1996 was a memorable year. It was the first year of the MLS in the United States, the Nintendo 64 was brand new, Windows NT 4.0 was released, I graduated high school, and some friends and I started a local Internet Service Provider. It was the year my passion for technology transformed into a career. In the decades since then, I’ve picked up many skills to bolster my toolkit ranging from networking, Oracle databases, Unix administration, programming, and storage architect. Learning new technology and keeping your skills current is something everyone in IT, from operations to development, understands the importance of. While learning new tech is always a great idea, too many people often overlook two important skills: speaking and selling. Since I recently spoke on speaking, I wanted to spend some time talking about selling – and I don’t mean a person trying to sell their wares to a customer.

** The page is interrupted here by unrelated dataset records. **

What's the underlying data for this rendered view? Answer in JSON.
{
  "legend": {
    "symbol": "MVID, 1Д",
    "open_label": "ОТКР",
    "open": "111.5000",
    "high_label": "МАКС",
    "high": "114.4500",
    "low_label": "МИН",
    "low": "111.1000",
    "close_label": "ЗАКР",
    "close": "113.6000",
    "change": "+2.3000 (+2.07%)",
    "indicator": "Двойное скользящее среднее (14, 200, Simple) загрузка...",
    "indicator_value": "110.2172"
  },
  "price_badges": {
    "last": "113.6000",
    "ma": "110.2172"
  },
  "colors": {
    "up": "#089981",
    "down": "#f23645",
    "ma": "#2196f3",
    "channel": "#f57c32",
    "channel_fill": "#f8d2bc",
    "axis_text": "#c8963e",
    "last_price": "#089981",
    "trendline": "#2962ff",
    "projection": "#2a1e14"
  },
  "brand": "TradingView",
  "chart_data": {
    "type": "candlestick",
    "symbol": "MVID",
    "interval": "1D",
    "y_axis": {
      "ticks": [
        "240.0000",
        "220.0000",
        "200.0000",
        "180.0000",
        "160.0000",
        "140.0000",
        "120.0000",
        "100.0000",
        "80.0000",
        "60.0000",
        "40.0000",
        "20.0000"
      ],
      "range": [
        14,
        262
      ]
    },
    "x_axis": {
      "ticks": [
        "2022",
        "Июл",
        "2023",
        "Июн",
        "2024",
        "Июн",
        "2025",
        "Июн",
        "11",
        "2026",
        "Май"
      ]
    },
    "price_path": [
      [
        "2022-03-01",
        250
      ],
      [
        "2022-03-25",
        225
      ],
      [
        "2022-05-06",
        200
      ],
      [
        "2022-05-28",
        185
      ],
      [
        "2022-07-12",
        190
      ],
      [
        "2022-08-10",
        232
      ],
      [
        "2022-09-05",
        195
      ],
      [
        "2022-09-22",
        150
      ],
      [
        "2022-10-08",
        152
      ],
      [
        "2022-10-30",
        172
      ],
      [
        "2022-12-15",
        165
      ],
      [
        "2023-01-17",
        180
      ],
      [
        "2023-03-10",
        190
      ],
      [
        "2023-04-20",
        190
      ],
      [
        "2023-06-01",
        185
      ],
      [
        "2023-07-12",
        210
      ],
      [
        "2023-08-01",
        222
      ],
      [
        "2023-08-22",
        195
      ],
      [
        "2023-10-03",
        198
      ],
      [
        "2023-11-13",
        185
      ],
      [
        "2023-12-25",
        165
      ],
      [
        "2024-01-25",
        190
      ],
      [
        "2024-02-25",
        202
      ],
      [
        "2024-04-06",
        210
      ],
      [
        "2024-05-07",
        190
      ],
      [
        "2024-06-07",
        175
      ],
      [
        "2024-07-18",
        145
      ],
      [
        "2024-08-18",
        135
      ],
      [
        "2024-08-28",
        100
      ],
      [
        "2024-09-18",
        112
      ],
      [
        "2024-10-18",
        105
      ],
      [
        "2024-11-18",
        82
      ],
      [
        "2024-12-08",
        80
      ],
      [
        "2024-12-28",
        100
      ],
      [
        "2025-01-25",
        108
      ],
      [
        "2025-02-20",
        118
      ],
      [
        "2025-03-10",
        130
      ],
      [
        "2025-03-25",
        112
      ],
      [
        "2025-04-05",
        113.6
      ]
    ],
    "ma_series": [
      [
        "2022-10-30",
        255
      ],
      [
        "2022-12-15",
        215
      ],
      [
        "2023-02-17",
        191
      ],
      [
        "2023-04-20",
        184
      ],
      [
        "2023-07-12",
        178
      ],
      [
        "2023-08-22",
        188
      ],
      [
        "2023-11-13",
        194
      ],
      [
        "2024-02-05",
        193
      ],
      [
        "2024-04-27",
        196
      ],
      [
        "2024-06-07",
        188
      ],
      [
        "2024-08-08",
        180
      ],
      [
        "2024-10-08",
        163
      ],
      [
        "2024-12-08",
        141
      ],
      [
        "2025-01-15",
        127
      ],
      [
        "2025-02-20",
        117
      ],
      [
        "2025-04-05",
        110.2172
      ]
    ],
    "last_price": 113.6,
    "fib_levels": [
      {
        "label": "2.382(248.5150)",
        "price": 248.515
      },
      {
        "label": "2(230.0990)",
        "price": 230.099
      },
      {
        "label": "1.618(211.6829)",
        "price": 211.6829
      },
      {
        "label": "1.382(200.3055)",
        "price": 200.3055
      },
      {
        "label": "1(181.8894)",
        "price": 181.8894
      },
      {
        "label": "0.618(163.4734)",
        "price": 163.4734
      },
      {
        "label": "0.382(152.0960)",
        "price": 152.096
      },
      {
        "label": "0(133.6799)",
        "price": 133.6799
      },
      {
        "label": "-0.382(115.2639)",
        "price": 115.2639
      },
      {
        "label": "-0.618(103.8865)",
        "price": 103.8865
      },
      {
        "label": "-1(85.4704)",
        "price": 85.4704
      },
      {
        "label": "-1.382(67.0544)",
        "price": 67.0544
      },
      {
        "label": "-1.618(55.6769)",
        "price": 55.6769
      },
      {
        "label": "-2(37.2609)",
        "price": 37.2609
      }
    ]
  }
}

Selling, in this context, is taking an idea and pitching it to the powers that be at your organization. By default, many engineers are terrible at selling an idea. I know I used to fall into that category, but with lots of practice and time I’ve improved. I think this is one of the most important skills for everyone to have, so I want to share some tips I’ve learned over the years.
Bring the business value
Most of us have had an idea that we thought was brilliant only to have management shoot the idea down because it doesn’t have any business value. When you pitch an idea, you need to spell out how it would help the company either save money and make money. If you’re a Linux admin, you might be thinking to yourself “nothing I do have anything to do with the business!”. You’re wrong. Everything we all do is about the value to the business. That server you maintain is a key member of the internals of the business. Making it faster or more reliably has a direct impact on the business. Spell it out.
Think it’s a great idea to bring containers into your environment? You may be right, but if you can’t articulate how it has a positive impact, you’re unlikely to get it off the ground. Build a strong business case and be ready to articulate it.
Keep it short and simple
Everyone understands you spent a lot of time on your process. You started with an idea, did some research, found a solution, and made a powerpoint. Don’t walk your audience through your process. Quickly set the context, state the problem, and describe your solution. People have short attention spans and have many distractions. If you’re presenting to senior management, changes are they’ve been in meetings all day long. You don’t need to explain every point, but instead state you point and let them question if they need to.
Options aren’t optional
You’ve made a solid business case, answered some questions, and presented your solution. That makes sense to you because your solution is brilliant. You’ve looked at other options, and none are as good as yours. That is a lot of work you have done, and you need to show management some options. Part of any good sales pitch is reviewing other viable alternatives. Don’t overwhelm them with dozens of options, down-select to the best solutions – including yours.
Who are you talking to?
An important part of a sales pitch is to understand your audience. Are you talking to technical leaders, the Chief Financial Officer, or technical experts? Don’t spend time doing a technical deep dive to the CFO, instead, focus on what she cares about. You’re trying to sell your idea, and the only way to do that is to tell your solution in a way that makes sense to your audience. Don’t overcomplicate your sales pitch by talking about the things they audience doesn’t care about.
Call to arms
After you’ve presented your solution, you may think you’re done, but you’re not. The audience engaged you, they share your conclusion and are excited. Next is the call to action. Don’t forget to tell your audience what you need. Is it money, signature, more people, or something else? Without a call to arms, nothing is likely to happen.
The key to any sales pitch is to tell your audience the value in terms they understand, give them choices, and don’t forget your ask. The ability to convince people from technical leaders, peers, and executives is crucial to your career. If you work on your business value, known your audience, and make your pitch you’ll be sure to get a decision. It may not always be the answer you want, but it will be an answer. Keep working on your skills, and not just technical ones.